And the Wolf Trap Opera is almost as selective as the Tchaikovsky competition; 16 singers were chosen from 700 applicants at auditions here and in Houston, Chicago, New York City and San Francisco. Two local singers made the grade -- Gordon Hawkins of Clinton and Ned Barth of Washington.

Besides "The Marriage of Figaro," which opened last Wednesday, company members will perform in "Postcard From Morocco" by Dominick Argento (opening July 24 in the Barns) and "Tales of Hoffmann," by Offenbach (opening Aug. 14 in the Filene Center).

Casting for one role this summer will not engender the kind of competition that normally characterizes company auditions. Russell says he is still looking for someone to play the speaking role of Stella in "Tales of Hoffmann." The only potential problem is that the opera is in French. Russell has been exploring possibilities for casting the role with various members of the diplomatic corps. Naturally, says Russell, he would prefer the French-speaking equivalent of Lady Marjory Wright, who has performed in a few local productions.

But to say anything more about his search now "would get a lot of noses out of joint," says Russell.

Each season's shows are selected by what Russell calls "the triumvirate" of himself; artistic consultant Frank Rizzo, who also is the Washington Opera's artistic director; and music director Richard Woitach. "We pick operas in the fall that we know we can cast . . . we try to pick a variety of different styles to show the singers to best advantage."

Russell is excited about Argento's promised appearance at the opening of "Postcard From Morocco." Argento's 1971 work was last produced in the fall of 1985 by Beverly Sills' New York City Opera Company and is now considered a staple of American operatic repertoire. Russell is also quite happy about the record-breaking audience of 1,100 at the children's performance of "Little Red Riding Hood" at the Children's Theatre-in-the-Woods, where the Wolf Trap company opened its summer season over the Fourth of July weekend. Smithsonian's Art Journal

According to the Smithsonian regents' spring report, released in full this month, the National Museum of American Art will copublish a biannual scholarly journal called Smithsonian Studies in American Art. Two publishing companies are in the running to publish the journal with the museum. The first issue is scheduled to come out in spring 1987, with a fall issue to follow.

Migs Grove, editor of the new journal, says Smithsonian officials expect the number of issues each year to increase after the third year. Each issue will consist of five or six articles. "Fine arts are the periodical's primary focus," reads the journal's mission statement. However, it will also "encompass all aspects of the nation's visual heritage, including decorative arts and crafts, architecture and landscape design, film and video, commercial and graphic design," says the statement.

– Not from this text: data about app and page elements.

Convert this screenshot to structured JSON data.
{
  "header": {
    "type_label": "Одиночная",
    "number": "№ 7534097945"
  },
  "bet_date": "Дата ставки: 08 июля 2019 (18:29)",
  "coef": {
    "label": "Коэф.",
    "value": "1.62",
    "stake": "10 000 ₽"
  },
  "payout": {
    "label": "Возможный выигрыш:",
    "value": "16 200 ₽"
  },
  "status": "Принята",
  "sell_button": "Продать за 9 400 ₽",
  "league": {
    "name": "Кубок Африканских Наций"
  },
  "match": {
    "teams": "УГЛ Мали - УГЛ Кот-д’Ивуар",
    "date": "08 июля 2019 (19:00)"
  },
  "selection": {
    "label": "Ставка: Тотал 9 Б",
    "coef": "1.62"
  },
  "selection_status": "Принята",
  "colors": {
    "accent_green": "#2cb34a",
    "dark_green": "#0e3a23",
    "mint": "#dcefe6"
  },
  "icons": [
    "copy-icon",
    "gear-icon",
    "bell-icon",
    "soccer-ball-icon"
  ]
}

In addition, the journal will examine the "cultural factors that have shaped American art." Grove says the articles will not be limited to subjects that relate to Smithsonian holdings. Grove also says such a publication has been under consideration for a long time. Among those on the journal's board are the National Gallery's John Wilmerding. Behind the Silver Screen

For those bewildered by the arcane cinematic references of film critics and historians, a remedy appears on the horizon. The National Archives is sponsoring a film series, "Making Movies," beginning Friday, in the Archives' fifth-floor theater. The two-part series will examine American cinematic progress through the screening of two classics -- "Intolerance" and "Public Enemy" -- and of films about moviemaking like "The Golden Age of Comedy" and "The Making of Amber Waves." "Theater Dark," which screens next month, is a 1984 documentary by local filmmaker John Heyn examining recently closed area moviehouses. Odds and Ends

The National Endowment for the Arts announced that Sali Ann Kriegsman will become the new director of its dance program, replacing Nigel Redden . . . The Kathleen Ewing Gallery tomorrow opens its "Dog Days Dog Show," which features said animals; participating artists each made a $5 contribution to the Washington Animal Rescue League, and a share of the gross receipts goes to the league, as well.